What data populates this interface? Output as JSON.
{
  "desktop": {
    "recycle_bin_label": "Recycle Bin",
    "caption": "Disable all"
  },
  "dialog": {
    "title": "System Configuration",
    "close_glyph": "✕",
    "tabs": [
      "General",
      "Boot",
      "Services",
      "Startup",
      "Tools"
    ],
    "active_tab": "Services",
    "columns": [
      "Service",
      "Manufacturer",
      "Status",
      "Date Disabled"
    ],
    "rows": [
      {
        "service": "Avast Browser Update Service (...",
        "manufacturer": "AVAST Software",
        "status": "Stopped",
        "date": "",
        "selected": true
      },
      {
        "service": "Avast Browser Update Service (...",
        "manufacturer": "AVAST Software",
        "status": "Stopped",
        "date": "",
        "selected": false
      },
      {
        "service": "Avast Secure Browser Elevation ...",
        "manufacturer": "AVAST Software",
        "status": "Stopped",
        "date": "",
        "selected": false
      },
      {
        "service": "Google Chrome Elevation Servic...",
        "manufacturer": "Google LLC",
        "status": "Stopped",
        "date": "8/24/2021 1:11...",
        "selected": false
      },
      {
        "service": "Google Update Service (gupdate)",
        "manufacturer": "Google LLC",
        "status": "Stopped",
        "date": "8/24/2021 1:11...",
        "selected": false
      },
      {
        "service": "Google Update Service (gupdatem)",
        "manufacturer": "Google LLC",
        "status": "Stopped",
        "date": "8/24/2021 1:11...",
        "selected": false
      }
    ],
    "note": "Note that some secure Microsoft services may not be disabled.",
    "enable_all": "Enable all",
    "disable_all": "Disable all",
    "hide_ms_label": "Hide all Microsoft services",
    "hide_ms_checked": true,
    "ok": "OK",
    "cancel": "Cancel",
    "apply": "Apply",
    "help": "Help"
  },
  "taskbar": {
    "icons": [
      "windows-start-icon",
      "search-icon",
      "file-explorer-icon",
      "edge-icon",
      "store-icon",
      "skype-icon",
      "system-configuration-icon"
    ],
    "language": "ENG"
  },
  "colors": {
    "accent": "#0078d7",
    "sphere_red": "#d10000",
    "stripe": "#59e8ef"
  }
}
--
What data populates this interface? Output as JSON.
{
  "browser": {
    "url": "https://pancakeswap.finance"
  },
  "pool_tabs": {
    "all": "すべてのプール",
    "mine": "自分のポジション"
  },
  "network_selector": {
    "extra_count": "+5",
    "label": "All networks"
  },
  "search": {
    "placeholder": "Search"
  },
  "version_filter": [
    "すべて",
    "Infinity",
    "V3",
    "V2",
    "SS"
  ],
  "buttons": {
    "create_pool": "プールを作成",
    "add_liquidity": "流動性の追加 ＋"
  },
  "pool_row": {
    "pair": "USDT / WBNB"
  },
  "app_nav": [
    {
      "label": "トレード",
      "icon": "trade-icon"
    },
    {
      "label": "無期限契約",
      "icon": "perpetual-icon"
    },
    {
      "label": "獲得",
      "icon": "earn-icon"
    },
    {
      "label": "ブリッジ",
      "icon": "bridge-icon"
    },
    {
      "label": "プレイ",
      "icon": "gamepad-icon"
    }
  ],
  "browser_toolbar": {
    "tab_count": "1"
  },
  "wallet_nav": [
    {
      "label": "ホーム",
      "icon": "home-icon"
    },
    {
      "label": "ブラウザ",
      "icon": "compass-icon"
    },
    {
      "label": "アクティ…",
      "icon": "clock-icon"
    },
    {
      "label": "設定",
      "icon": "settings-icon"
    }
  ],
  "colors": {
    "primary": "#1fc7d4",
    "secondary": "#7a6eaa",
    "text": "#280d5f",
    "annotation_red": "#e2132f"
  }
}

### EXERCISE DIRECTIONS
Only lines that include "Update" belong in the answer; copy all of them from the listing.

### YOUR SOLUTION
        "service": "Avast Browser Update Service (...",
        "service": "Avast Browser Update Service (...",
        "service": "Google Update Service (gupdate)",
        "service": "Google Update Service (gupdatem)",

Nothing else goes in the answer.